The Trouble with Canada's Great War Centenary

Our last two posts have touched on two very distinct ideas: the ways in which Harper's Conservatives have politicized Canadian history and the recent developments involving Quebec sovereignty and Bill 99. In this post, we've decided to try and blend these two ideas together to look at the problems Harper's Government faces in commemorating the centenary of the Great War.

Many Canadians have questioned the aggressive commemorative initiatives of the current government when it comes to the War of 1812. We've been bombarded with new heritage minutes, commemorative coins from the Royal Canadian Mint, and various other forms of remembrances. As of February 2013, the Conservative Government has spent $9.9 million on 131 projects in an effort to create a memory of 1812. Yet, all of this has come at an even greater expense and the neglect of a much more meaningful and influential period in Canadian history. Professional historians have lamented the lack of detail about upcoming First World War centenary events, especially as we pay attention to the comparatively open discussions taking place in Australia and Great Britain, among other states involved in the conflict.
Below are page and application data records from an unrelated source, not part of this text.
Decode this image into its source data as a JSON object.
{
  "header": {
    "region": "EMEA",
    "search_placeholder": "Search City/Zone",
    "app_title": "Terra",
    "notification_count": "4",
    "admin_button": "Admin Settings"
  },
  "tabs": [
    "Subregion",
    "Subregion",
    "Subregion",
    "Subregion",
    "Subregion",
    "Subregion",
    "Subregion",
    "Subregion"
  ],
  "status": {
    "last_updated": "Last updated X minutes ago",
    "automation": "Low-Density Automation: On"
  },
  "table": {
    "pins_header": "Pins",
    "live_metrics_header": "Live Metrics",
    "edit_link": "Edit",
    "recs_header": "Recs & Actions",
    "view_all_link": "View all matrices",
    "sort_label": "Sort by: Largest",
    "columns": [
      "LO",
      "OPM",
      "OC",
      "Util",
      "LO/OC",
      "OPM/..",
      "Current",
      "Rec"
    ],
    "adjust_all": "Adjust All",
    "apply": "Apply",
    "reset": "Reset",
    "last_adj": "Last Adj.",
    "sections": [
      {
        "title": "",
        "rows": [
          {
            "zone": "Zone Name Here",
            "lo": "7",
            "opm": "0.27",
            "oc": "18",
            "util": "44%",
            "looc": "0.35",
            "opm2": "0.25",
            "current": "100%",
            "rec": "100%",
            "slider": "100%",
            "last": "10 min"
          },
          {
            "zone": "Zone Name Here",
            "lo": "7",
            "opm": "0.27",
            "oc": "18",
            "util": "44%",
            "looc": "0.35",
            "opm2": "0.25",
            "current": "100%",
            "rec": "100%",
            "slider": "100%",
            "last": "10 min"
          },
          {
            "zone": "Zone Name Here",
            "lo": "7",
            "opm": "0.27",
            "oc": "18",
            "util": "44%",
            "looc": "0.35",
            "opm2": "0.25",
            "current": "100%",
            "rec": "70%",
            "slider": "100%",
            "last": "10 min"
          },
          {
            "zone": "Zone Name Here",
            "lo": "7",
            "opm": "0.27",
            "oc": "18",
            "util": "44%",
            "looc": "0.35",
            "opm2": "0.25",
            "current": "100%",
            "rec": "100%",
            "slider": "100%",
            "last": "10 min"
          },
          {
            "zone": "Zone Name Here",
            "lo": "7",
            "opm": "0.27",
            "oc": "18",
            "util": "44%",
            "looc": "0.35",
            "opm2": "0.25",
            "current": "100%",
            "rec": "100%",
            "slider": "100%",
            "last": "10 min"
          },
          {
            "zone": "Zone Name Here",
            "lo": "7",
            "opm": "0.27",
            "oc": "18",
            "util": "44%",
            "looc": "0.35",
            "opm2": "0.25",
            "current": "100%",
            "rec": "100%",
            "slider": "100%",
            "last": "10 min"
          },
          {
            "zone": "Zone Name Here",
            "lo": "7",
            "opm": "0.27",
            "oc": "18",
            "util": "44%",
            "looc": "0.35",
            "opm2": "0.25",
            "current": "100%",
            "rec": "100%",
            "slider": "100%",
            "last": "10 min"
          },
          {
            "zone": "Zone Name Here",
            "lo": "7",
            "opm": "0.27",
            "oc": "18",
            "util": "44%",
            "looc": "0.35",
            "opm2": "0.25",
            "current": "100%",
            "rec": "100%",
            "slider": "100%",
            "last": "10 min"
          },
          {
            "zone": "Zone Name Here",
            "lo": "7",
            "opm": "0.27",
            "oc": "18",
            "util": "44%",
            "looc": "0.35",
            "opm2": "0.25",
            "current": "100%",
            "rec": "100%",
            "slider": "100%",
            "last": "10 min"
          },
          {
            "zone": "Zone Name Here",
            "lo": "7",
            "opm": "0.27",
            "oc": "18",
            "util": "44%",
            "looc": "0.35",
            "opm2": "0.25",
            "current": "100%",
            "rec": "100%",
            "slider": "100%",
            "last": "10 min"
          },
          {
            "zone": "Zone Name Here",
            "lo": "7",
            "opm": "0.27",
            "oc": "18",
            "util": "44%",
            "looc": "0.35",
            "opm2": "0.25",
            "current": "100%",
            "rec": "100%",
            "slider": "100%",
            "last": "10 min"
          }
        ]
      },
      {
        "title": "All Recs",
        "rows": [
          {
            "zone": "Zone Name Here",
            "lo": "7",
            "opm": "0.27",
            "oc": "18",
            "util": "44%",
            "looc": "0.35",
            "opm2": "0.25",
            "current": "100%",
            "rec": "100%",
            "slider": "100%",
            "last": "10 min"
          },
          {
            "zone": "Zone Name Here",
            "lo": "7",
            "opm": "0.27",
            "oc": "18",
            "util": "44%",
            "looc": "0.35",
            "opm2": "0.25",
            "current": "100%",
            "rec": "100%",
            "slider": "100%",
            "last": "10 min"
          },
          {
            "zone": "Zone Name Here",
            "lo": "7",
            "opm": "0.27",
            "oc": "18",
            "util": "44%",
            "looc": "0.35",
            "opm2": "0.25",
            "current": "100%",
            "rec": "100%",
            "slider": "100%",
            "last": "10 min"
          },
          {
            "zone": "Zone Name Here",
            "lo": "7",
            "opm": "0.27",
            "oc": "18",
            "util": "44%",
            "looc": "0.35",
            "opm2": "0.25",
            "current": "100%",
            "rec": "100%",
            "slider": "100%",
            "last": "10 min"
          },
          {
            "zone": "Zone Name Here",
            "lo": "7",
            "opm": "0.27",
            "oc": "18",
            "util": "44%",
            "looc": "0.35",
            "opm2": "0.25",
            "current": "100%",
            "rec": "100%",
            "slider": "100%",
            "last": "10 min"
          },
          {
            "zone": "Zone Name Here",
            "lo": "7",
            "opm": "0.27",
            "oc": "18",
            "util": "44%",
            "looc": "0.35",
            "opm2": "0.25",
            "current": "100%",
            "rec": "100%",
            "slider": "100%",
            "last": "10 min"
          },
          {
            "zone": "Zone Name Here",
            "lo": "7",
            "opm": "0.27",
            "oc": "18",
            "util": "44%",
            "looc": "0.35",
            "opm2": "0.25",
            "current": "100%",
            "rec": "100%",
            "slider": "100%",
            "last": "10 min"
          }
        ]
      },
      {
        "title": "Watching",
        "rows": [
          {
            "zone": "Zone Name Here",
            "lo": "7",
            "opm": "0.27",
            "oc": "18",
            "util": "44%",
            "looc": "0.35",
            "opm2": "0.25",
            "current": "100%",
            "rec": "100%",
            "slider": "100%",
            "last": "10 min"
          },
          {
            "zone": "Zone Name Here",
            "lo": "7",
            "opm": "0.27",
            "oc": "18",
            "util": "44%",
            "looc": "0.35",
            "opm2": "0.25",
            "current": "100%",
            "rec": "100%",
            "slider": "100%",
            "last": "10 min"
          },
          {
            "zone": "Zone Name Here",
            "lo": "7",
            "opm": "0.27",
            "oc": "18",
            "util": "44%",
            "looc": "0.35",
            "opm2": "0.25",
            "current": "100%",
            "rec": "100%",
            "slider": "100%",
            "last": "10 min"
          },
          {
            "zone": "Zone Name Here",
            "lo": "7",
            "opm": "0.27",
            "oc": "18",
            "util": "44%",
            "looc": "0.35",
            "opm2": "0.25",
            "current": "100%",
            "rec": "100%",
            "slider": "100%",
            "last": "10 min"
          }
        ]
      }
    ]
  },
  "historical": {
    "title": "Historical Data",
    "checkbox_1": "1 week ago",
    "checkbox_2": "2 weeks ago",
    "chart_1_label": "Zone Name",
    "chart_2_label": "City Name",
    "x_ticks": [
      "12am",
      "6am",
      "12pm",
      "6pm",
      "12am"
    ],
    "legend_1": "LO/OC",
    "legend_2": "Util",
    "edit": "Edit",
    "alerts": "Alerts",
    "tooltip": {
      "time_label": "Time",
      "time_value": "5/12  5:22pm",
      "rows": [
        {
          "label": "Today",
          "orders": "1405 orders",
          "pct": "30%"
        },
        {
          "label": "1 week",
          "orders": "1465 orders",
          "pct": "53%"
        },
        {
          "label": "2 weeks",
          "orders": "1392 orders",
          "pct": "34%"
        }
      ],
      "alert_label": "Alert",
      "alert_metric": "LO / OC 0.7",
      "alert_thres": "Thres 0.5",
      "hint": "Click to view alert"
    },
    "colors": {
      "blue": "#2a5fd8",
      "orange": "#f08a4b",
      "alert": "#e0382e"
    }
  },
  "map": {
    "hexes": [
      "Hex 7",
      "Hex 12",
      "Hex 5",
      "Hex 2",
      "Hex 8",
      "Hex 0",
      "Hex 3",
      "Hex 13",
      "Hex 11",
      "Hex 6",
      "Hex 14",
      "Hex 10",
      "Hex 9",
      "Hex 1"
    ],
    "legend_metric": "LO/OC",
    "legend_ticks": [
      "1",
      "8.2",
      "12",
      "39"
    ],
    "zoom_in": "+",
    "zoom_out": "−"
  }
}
Whatever stance one takes on Canada's involvement in the war from 1914 to 1918, it's impossible to deny the indelible mark those years have made on Canadian identities. Canadian troops, eager to serve Great Britain and the Empire, quickly established a great reputation among British commanders. The well-known battles that took place in the Ypres salient, Somme sector, Passendale, Vimy Ridge, and our lesser known contributions to the so-called "100 Days," saw thousands of Canadian casualties. In Canadian mythology, the battle at Vimy Ridge allegedly resulted in the coming of a nation, the unification of a people, and presaged the autonomy Britain granted Canada in 1931. In the end, over 66,000 Canadians died fighting for Britain's cause.

Across the Atlantic, however, the war had grave consequences for the future of Canada. The men who initially enlisted for overseas service were dominantly of English, Scottish, and Irish decent. Indeed, most of the initial volunteers in the Canadian Expeditionary Force (CEF) were born in the United Kingdom. While this segment of the population understood enlistment as a duty in the service of their native country, significant numbers of men in French Canada vehemently opposed fighting in a British war. Other ethnic communities, such as those from Germany and Austro-Hungary, or conscientious objectors like Mennonites were less sure about Canada's role in the war.

Vimy Ridge was the costliest day in Canada's military history, costing over 10,600 Canadian casualties registered on 12 April 1917. While Canadian mythology claims that the battle led to the "forging of a nation," the consequences of the battle had the opposite effect. The heavy losses inflicted upon Canada in 1917 forced Canadian Prime Minister Robert Borden to entertain the idea of conscription. Borden's Government passed the Military Services Act later in 1917. Far from unifying the country, the crisis of conscription tore at the very fabric of Canada. Of over 400,000 Canadians conscripted, over 385,000 sought exemption when the Act was enforced in January 1918. The "Easter Riots" of 1918 in Quebec were a direct response to the government's decision to invoke conscription.

In many ways, the consequences of the Great War represented some of the most divisive in Canadian history. Herein lies the current government's dilemma. How, in light of an election scheduled for 2015, could Harper commemorate a war whose implications caused such acerbic backlash between French and English Canada? What are the political implications for the Conservatives should they adopt an aggressive commemorative program from 2014 to 2018? To what degree is the government's lack of disclosure regarding centenary events symptomatic of this political dilemma?

The results of the 2011 election highlighted that the Conservatives occupied a precarious position in the Province of Quebec. Only a handful of Conservatives won seats, while, in an unprecedented wave of support, the NDP dominated many of the ridings. Still, some of the latest polls suggest popular support for Harper's Government hovers around just thirteen percent. With scandals abound in the media over the past months, the current government needs all the support it can possibly muster.

From the perspective of the current government, any approach to commemorating the First World War must be done in a very calculated and cautious way. Thinking historically about Canada's past, the First World War substantially shaped Canadian identities to a much greater degree than the War of 1812. For better or for worse, the First World War changed Canadian politics and culture in unprecedented ways. Remembering the conflict in a substantial way cannot be avoided. If the Government of Canada can honour victims of communism or the Holocaust, surely they can be honest about the consequences that the Great War had on Canadians? Once again, however, the political exigencies of Harper's Government continue to govern the way Canadians are given their history.